Date of Award


Degree Name

Doctor of Philosophy


Public Affairs and Administration

First Advisor

Dr. Kathleen M. Reding

Second Advisor

Dr. Barbara Liggett

Third Advisor

Dr. Janet Cooper

Fourth Advisor

Dr. Daniel Mihalko


Affirmative action public policy did not experience much debate when it was put in place during the late 1960’s. However, the debate is occurring in the 1990s. Its merits are being weighed and there are movements locally to eliminate affirmative action policy.

The Michigan construction industry is the focus of this study. This study examined not only these employment outcome benefits, but also outlines the outcome benefit trends over thirty-one years for national employment and employment in the state of Michigan with an emphasis on the construction industry.
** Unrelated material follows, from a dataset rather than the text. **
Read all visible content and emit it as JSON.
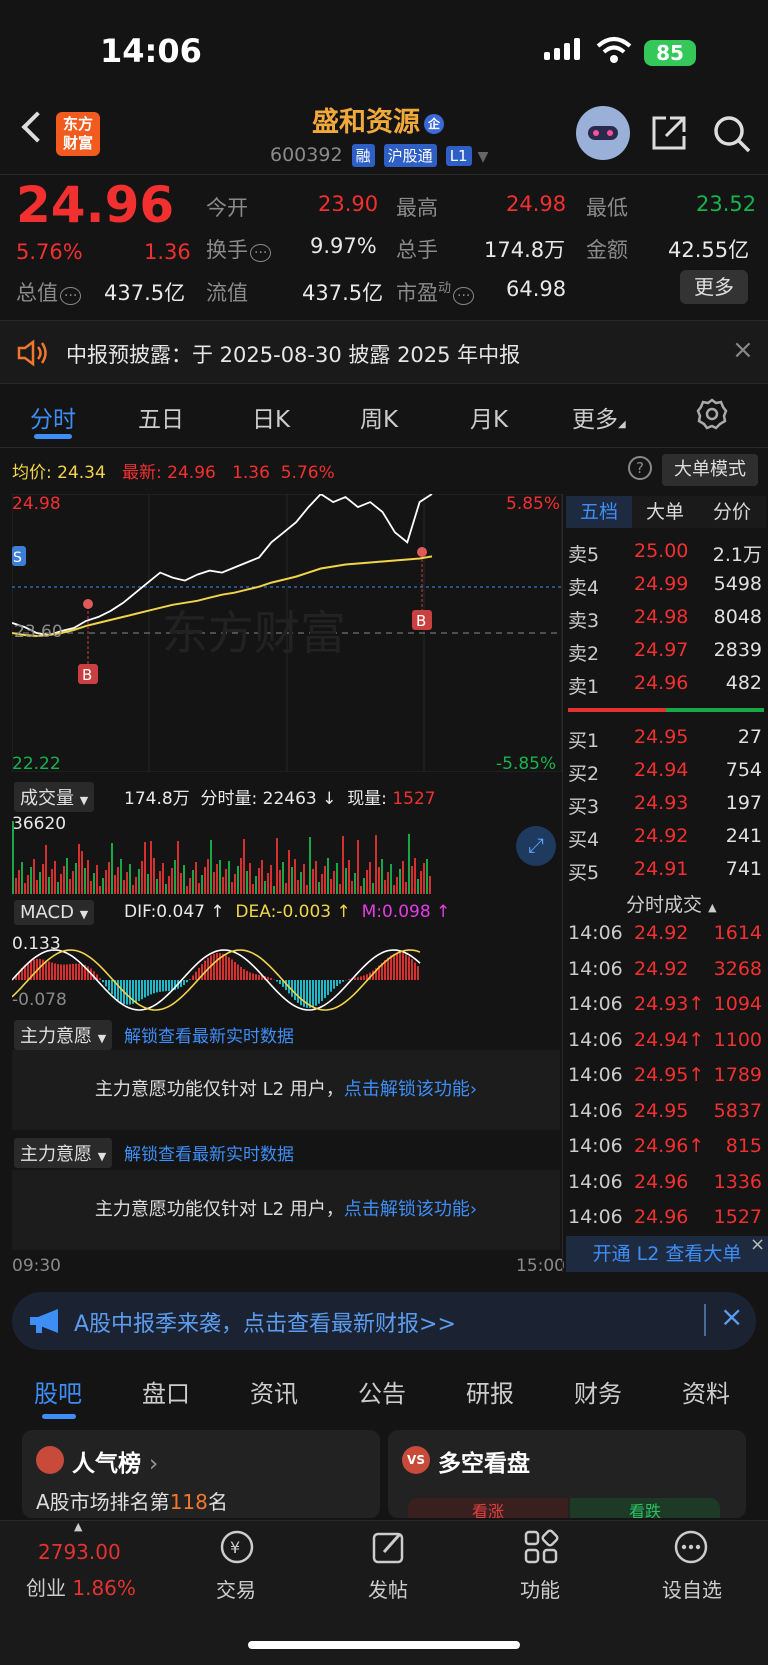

Details regarding white-collar and blue-collar occupational grouping trends as well as unemployment level trends are reviewed at the state of Michigan level. Eight interruption dates were initially identified for this study (1971, 1975, 1977, 1980,1989, 1991, 1992, and 1995), and a ninth interruption was added after initial analysis of data for the year 1981.

Employment data for the years 1968, 1972, 1974, 1976, and 1977 were not analyzed. A regression and time series were used to analyze the data for trends regarding employment at the national and state of Michigan percentage levels and the unemployment percentage level in Michigan for each protected group. A P-value of .05 or less was interpreted as being a significant interruption in the series. Analysis of the data indicated that each protected group equally shared the P-value of .05 percent or less and there was not significance as a result of affirmative action public policy in the employment of black protected groups compared with other protected groups over the time of this study.
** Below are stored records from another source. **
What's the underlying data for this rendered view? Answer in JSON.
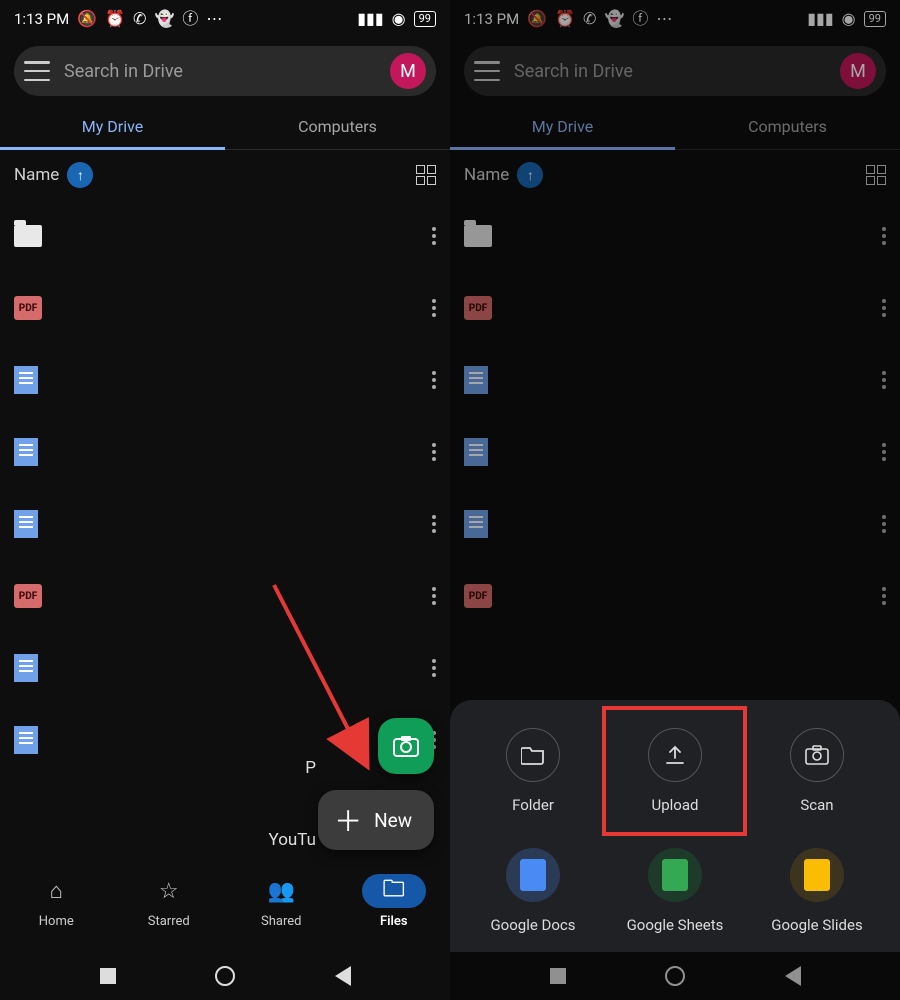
{
  "status": {
    "time": "1:13 PM",
    "battery": "99"
  },
  "search": {
    "placeholder": "Search in Drive",
    "avatar_letter": "M"
  },
  "tabs": {
    "my_drive": "My Drive",
    "computers": "Computers"
  },
  "sort": {
    "label": "Name"
  },
  "files_left": [
    {
      "type": "folder"
    },
    {
      "type": "pdf",
      "label": "PDF"
    },
    {
      "type": "doc"
    },
    {
      "type": "doc"
    },
    {
      "type": "doc"
    },
    {
      "type": "pdf",
      "label": "PDF"
    },
    {
      "type": "doc"
    },
    {
      "type": "doc"
    }
  ],
  "files_right": [
    {
      "type": "folder"
    },
    {
      "type": "pdf",
      "label": "PDF"
    },
    {
      "type": "doc"
    },
    {
      "type": "doc"
    },
    {
      "type": "doc"
    },
    {
      "type": "pdf",
      "label": "PDF"
    }
  ],
  "fab": {
    "new_label": "New"
  },
  "partial": {
    "p1": "P",
    "p2": "YouTu"
  },
  "bottom_nav": {
    "home": "Home",
    "starred": "Starred",
    "shared": "Shared",
    "files": "Files"
  },
  "sheet": {
    "folder": "Folder",
    "upload": "Upload",
    "scan": "Scan",
    "docs": "Google Docs",
    "sheets": "Google Sheets",
    "slides": "Google Slides"
  }
}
Qualitative data were collected through the secondary source of archival documents. Qualitative results support the findings of the quantitative results.

Access Setting

Dissertation-Open Access